While most people associate tooth decay with poor oral hygiene, the issue is connected to larger problems and often diseases. You can fight back against these diseases by always seeking dental assistance when you feel pain or notice something different about your mouth.

Read on to learn more about the disease that could impact your dental health.


1. Autoimmune Disease

An autoimmune disease is a condition in which the body attacks itself. These diseases can involve different parts of the body, including the kidneys and GI tract. Often, these conditions impact more than the body parts in which they are directly present.

One disease in particular that can impact your dental health is known as Sjören’s Syndrome. This health condition reduces saliva in the mouth. Saliva protects the teeth against decay-causing bacteria. Without saliva, bacteria can feed on your tooth enamel.

Fortunately, several methods for addressing a lack of saliva production are available. Certain types of mouthwashes help prevent bacteria development. You can also increase your water consumption.

Another autoimmune disease that causes tooth decay is Crohn’s disease. This condition may lead to swelling of the gums and gum infection, also known as periodontal disease. You may need to seek dental treatment to ease these symptoms.

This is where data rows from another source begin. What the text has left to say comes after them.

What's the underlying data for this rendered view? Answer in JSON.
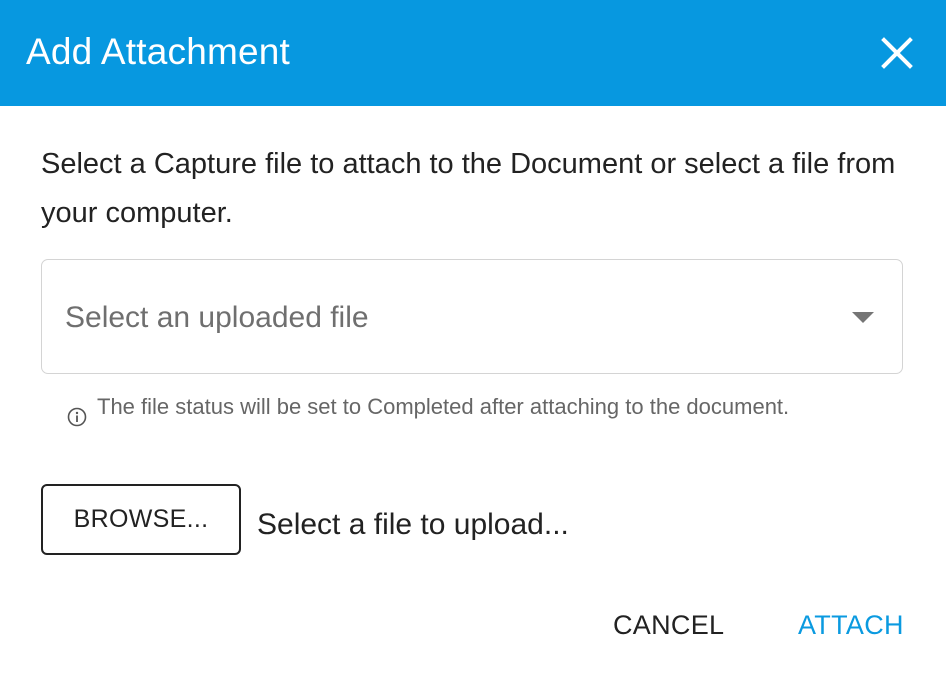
{
  "dialog": {
    "title": "Add Attachment",
    "close_icon": "close-icon"
  },
  "content": {
    "description": "Select a Capture file to attach to the Document or select a file from your computer.",
    "select": {
      "placeholder": "Select an uploaded file",
      "arrow_icon": "dropdown-arrow-icon"
    },
    "helper": {
      "icon": "info-icon",
      "text": "The file status will be set to Completed after attaching to the document."
    },
    "upload": {
      "browse_label": "BROWSE...",
      "status_text": "Select a file to upload..."
    }
  },
  "actions": {
    "cancel_label": "CANCEL",
    "attach_label": "ATTACH"
  },
  "colors": {
    "header_background": "#0798e0",
    "accent": "#0a9ae0",
    "text": "#222222",
    "muted_text": "#666666"
  }
}
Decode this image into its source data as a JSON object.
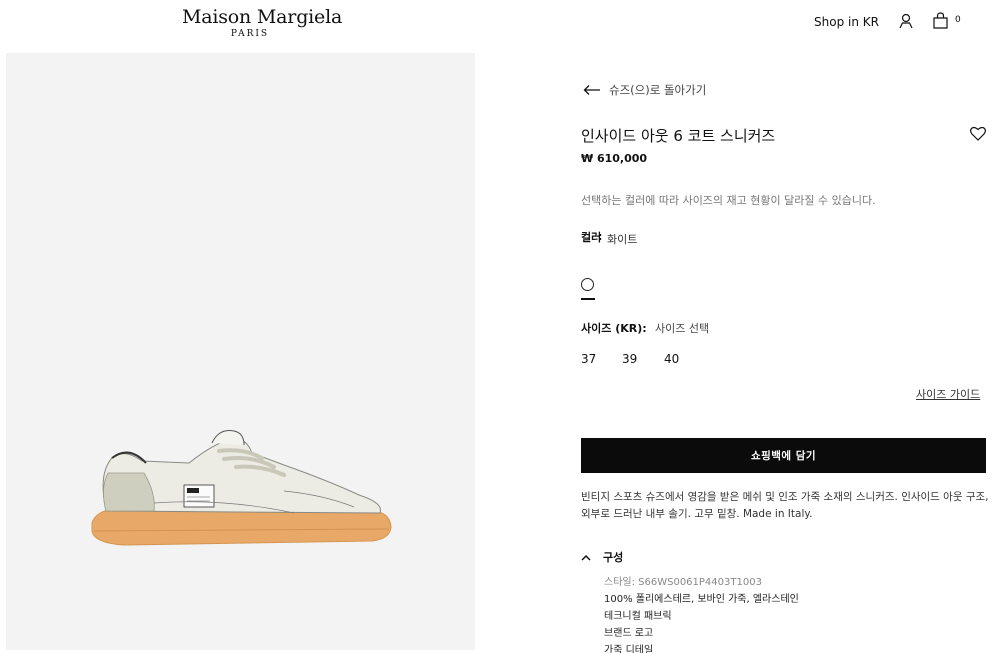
{
  "header": {
    "brand_name": "Maison Margiela",
    "brand_sub": "PARIS",
    "shop_in": "Shop in KR",
    "bag_count": "0",
    "icons": [
      "user-icon",
      "shopping-bag-icon"
    ]
  },
  "product": {
    "back_label": "슈즈(으)로 돌아가기",
    "name": "인사이드 아웃 6 코트 스니커즈",
    "price": "₩ 610,000",
    "notice": "선택하는 컬러에 따라 사이즈의 재고 현황이 달라질 수 있습니다.",
    "color_label": "컬러",
    "color_sep": ":",
    "color_value": "화이트",
    "selected_swatch_color": "#ffffff",
    "size_label": "사이즈 (KR):",
    "size_select": "사이즈 선택",
    "sizes": [
      "37",
      "39",
      "40"
    ],
    "size_guide": "사이즈 가이드",
    "add_to_bag": "쇼핑백에 담기",
    "description": "빈티지 스포츠 슈즈에서 영감을 받은 메쉬 및 인조 가죽 소재의 스니커즈. 인사이드 아웃 구조, 외부로 드러난 내부 솔기. 고무 밑창. Made in Italy.",
    "composition": {
      "title": "구성",
      "style": "스타일: S66WS0061P4403T1003",
      "items": [
        "100% 폴리에스테르, 보바인 가죽, 엘라스테인",
        "테크니컬 패브릭",
        "브랜드 로고",
        "가죽 디테일"
      ]
    }
  },
  "colors": {
    "button_bg": "#0b0b0b",
    "image_bg": "#f3f3f3",
    "sole": "#e8a868"
  }
}
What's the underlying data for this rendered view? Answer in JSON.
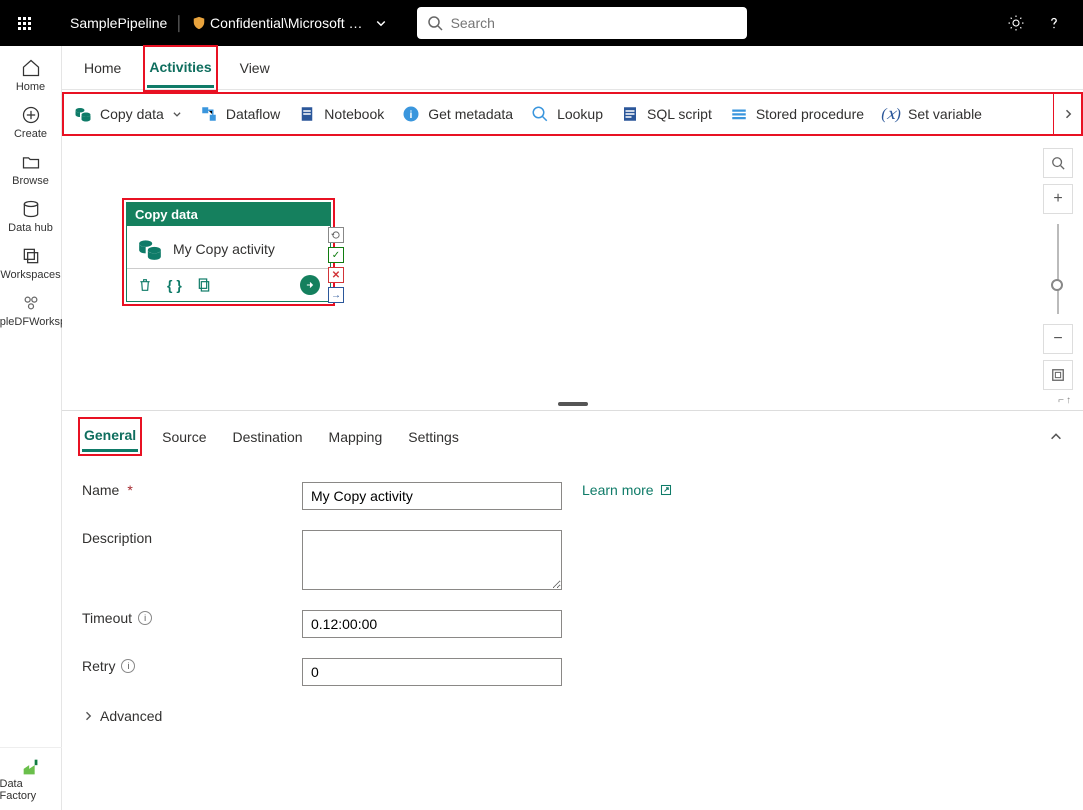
{
  "topbar": {
    "pipeline": "SamplePipeline",
    "workspace": "Confidential\\Microsoft …",
    "search_placeholder": "Search"
  },
  "rail": {
    "items": [
      "Home",
      "Create",
      "Browse",
      "Data hub",
      "Workspaces",
      "SampleDFWorkspace"
    ],
    "bottom": "Data Factory"
  },
  "menu": {
    "items": [
      "Home",
      "Activities",
      "View"
    ],
    "selected": 1
  },
  "ribbon": {
    "items": [
      {
        "label": "Copy data",
        "dropdown": true,
        "icon": "copydata"
      },
      {
        "label": "Dataflow",
        "icon": "dataflow"
      },
      {
        "label": "Notebook",
        "icon": "notebook"
      },
      {
        "label": "Get metadata",
        "icon": "info"
      },
      {
        "label": "Lookup",
        "icon": "search"
      },
      {
        "label": "SQL script",
        "icon": "sql"
      },
      {
        "label": "Stored procedure",
        "icon": "proc"
      },
      {
        "label": "Set variable",
        "icon": "var"
      }
    ]
  },
  "activity_card": {
    "title": "Copy data",
    "name": "My Copy activity"
  },
  "props": {
    "tabs": [
      "General",
      "Source",
      "Destination",
      "Mapping",
      "Settings"
    ],
    "selected": 0,
    "learn_more": "Learn more",
    "fields": {
      "name_label": "Name",
      "name_value": "My Copy activity",
      "desc_label": "Description",
      "desc_value": "",
      "timeout_label": "Timeout",
      "timeout_value": "0.12:00:00",
      "retry_label": "Retry",
      "retry_value": "0",
      "advanced": "Advanced"
    }
  }
}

Speak to your dentist about your autoimmune disease to create a personalized treatment plan that addresses your needs.


2. Eating Disorders

Eating disorders that may involve vomiting, like bulimia nervosa, can increase one’s likelihood of experiencing decay. Vomiting brings acid up into the mouth. This acid eats at tooth enamel, leading to decay. You may also notice your teeth breaking down, possibly appearing flatter.

Even brushing your teeth after vomiting can lead to increased decay because brushing more often can actually break down enamel. Two to three times per day is ideal.

Individuals who binge on foods are at risk for decay as well because of the foods these individuals tend to eat. Sweet and salty foods will have their own impact on the health of your mouth.

If you have an eating disorder that can affect your teeth, seek treatment to prevent tooth decay in this situation. You can talk to your dentist, therapist, or doctor for additional information.


3. Diabetes

Diabetes is a disease that elevates the body’s blood sugar levels as a result of low levels of insulin in the body. A side effect of diabetes is lack of saliva production, which can cause dental problems.

Patients with diabetes are also more likely to experience gum disease. Gum disease is an infection that leads to more difficulty managing blood sugar. Both of these conditions feed off each other. This means you could see your diabetes worsen because of your gum disease.

When you control your diabetes, you manage your risk of tooth decay. Monitor your blood sugar and use insulin as needed to keep both your body and your teeth healthy.

If you have any of these conditions, work with your dentist and your doctor to stay healthy. You need to make an appointment with your dentist if you notice signs of decay, including discoloration, pain, and worn-down enamel. A cleaning and consultation can save you pain and heartache in the future.

Call Family First Dentistry today to learn more about dental work to prevent or treat tooth decay. We understand your needs, and our professionals offer compassionate care that leads to a fabulous smile. Set up an appointment to create a personalized dental health plan.